Over one million women suffer domestic abuse every year and approximately two people are killed by their current or former partner each week in England and Wales. Disturbingly, fewer than one in four people who suffer abuse at the hands of their partner report it to the police. Whilst much progress has been made in reducing the incidence of domestic violence in the UK, the Government is clear that much more must be done.
One year on from the launch of its national strategy ‘Call to End Violence Against Women and Girls: Action Plan’ (March 2011), the Government has released ‘Taking Action - The Next Chapter’ (March 2012), which builds on the previous strategy with greater emphasis on what is expected of local services and delivery partners as power, resources and accountability is increasingly devolved to the local level.
In order to reduce the risk faced by victims, the Government has underlined the need for better training of professionals and front-line staff to ensure guidance, legislative powers and risk management processes are understood and properly applied. In the past year, the Government has also provided the police with additional powers. Alongside MARACs and IDVAs, Domestic Violence Protection Orders (DVPOs) will now be part of the police and local agency tool kit, providing protection to victims in the immediate aftermath of an incident and an invaluable opportunity for victims to receive advice and support from professionals. The Government has also legislated two specific criminal offences for stalking in order to better secure the safety of victims and to strengthen the criminal justice response to perpetrators. Where front-line services do fail victims, all agencies and bodies will now have to hold a domestic homicide review to examine exactly what went wrong and ensure that lessons are learned.
Once a victim has been safeguarded, the Government has stressed that they and their children must receive consistent support across the country to rebuild their homes.

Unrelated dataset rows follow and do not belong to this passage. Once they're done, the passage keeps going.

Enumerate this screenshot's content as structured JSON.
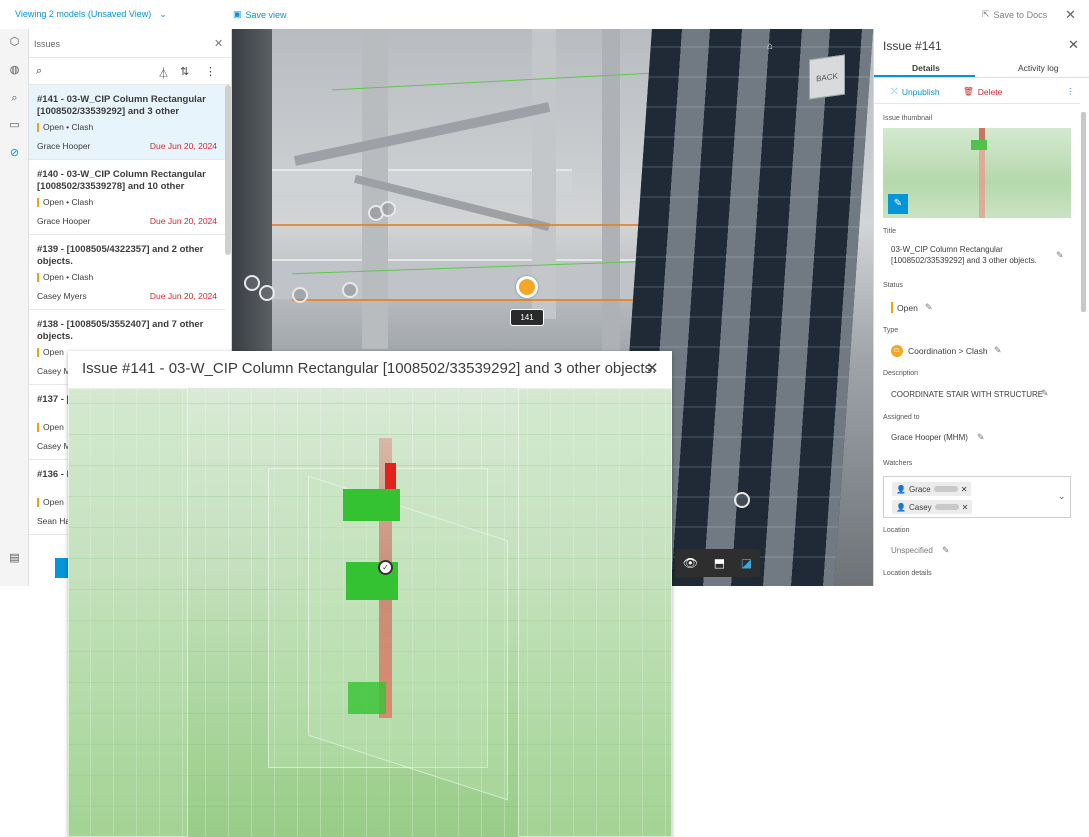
{
  "topbar": {
    "models_label": "Viewing 2 models (Unsaved View)",
    "save_view_label": "Save view",
    "save_docs_label": "Save to Docs"
  },
  "issues_panel": {
    "title": "Issues",
    "items": [
      {
        "title": "#141 - 03-W_CIP Column Rectangular [1008502/33539292] and 3 other objects.",
        "status": "Open • Clash",
        "assignee": "Grace Hooper",
        "due": "Due Jun 20, 2024"
      },
      {
        "title": "#140 - 03-W_CIP Column Rectangular [1008502/33539278] and 10 other objects.",
        "status": "Open • Clash",
        "assignee": "Grace Hooper",
        "due": "Due Jun 20, 2024"
      },
      {
        "title": "#139 - [1008505/4322357] and 2 other objects.",
        "status": "Open • Clash",
        "assignee": "Casey Myers",
        "due": "Due Jun 20, 2024"
      },
      {
        "title": "#138 - [1008505/3552407] and 7 other objects.",
        "status": "Open",
        "assignee": "Casey M",
        "due": ""
      },
      {
        "title": "#137 - [ objects",
        "status": "Open",
        "assignee": "Casey M",
        "due": ""
      },
      {
        "title": "#136 - Rectan",
        "status": "Open",
        "assignee": "Sean Ha",
        "due": ""
      }
    ]
  },
  "viewer": {
    "pin_label": "141",
    "viewcube_label": "BACK"
  },
  "details": {
    "title": "Issue #141",
    "tabs": [
      "Details",
      "Activity log"
    ],
    "unpublish_label": "Unpublish",
    "delete_label": "Delete",
    "thumbnail_label": "Issue thumbnail",
    "title_label": "Title",
    "title_value": "03-W_CIP Column Rectangular [1008502/33539292] and 3 other objects.",
    "status_label": "Status",
    "status_value": "Open",
    "type_label": "Type",
    "type_badge": "CL",
    "type_value": "Coordination > Clash",
    "description_label": "Description",
    "description_value": "COORDINATE STAIR WITH STRUCTURE",
    "assigned_label": "Assigned to",
    "assigned_value": "Grace Hooper (MHM)",
    "watchers_label": "Watchers",
    "watchers": [
      "Grace",
      "Casey"
    ],
    "location_label": "Location",
    "location_value": "Unspecified",
    "location_details_label": "Location details"
  },
  "popup": {
    "title": "Issue #141 - 03-W_CIP Column Rectangular [1008502/33539292] and 3 other objects."
  },
  "colors": {
    "accent": "#0696d7",
    "status_open": "#f0a30a",
    "due": "#d8282c",
    "delete": "#d8282c"
  }
}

In order to empower victims and prevent repeat victimisation, the Government has committed to improving victims’ access to financial and housing assistance, including for those with no recourse to public funds, and providing tailored support for families with multiple needs.
The Public Policy Exchange 5th Annual Domestic Violence Symposium provides an invaluable opportunity to examine the progress made over the last year in tackling domestic violence, including receiving an update on policy, legislative and delivery developments, and to explore the next steps in strengthening front-line responses to better protect victims.
- Explore the impact of the Government’s updated VAWG strategy on tackling domestic violence and understand the latest policy, legislative and delivery developments
- Examine how to improve front-line responses to domestic violence and learn from past mistakes to better protect victims
- Consider how to prevent repeat victimisation and get justice for victims through increased prosecution and rehabilitation rates
- Discuss how to help victims to rebuild their lives by strengthening support services for victims and their families
For further information or to reserve your place at this event, please visit the Public Policy Exchange website.